On top of the volcano
Vivid memories have been rekindled by the Icelandic showstopper: 1984, and my night on Stromboli, weirdest of the Aeolian islands off the north coast of Sicily, with four Australian girls (can't remember their names - probably written down in an old diary. All I can recall is that two designed furniture for the parliament in Canberra). Here we are, glad to be alive after sleepless hours of darkness in the hot stone circle, exhilarated by hourly displays of red-hot lava being hurled into the air from the nearby crater, with concomitant stone falls sounding like applause in a vast auditorium, but tormented by rats. Sadly I have no photos of my own because my camera had run out of film.
Oh, the folly of it. Would I do it now? Probably couldn't: in those days you were discouraged but not prohibited from following the cinder path up the ever-active volcano, and I'm told that's been stopped. We were foolhardy to do it, especially as we began very late in the afternoon, though the risks weren't as extreme as they're made out in the not very good Rossellini film, where poor Ingrid Bergman's only way out from her unhappy relationship with a fisherman is up and over.
In fact, we got lost on the way up because we kept leaving the zig-zagging route and taking short cuts through macchia. One failed to materialise and we were reconciled to sleeping on the lower slopes as darkness fell when a German tour party appeared. They angrily told us we couldn't join their paid excursion, but we insisted we had no choice, and as they carried on over the top to descend the other side, we settled into our volcanotop cairn. The horror, the horror: as we tucked into our picnic, shadowy rodents popped up over the top of the stones. When we settled down to sleep, one of the girls later told me, a rat the size of a dog perched over my head before thinking better of it. The solution to a bit of peace, of course, was to throw out the remainder of our supplies, which had been more or less consumed when we collected the nearly empty bag in the morning.

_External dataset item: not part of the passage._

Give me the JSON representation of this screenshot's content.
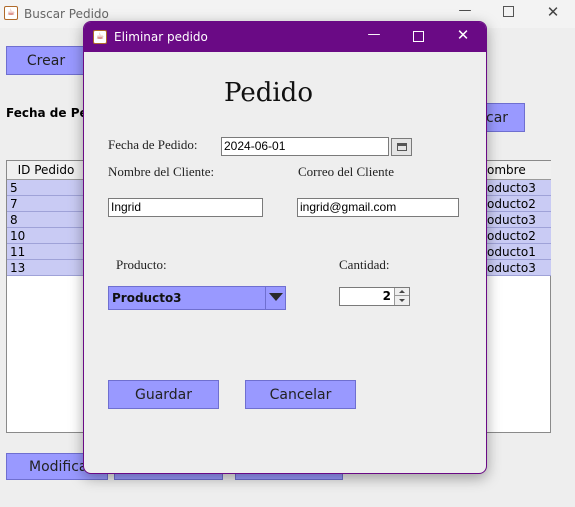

We weren't alone. Another group joined us in a pensione down in the village for breakfast, including an assistant opera director at the Met. We were all hysterical from our experiences and couldn't stop laughing. Then we sunbathed on the black lava beach before the afternoon boat back to Lipari, and I remember the subterranean rumbles, like the tube train passing under the Wigmore Hall.
I'm glad we did it, but nowadays unpredictable Stromboli - which we were told was perfectly safe, because the hourly displays signalled safety-valve status - is probably best seen from the above distance.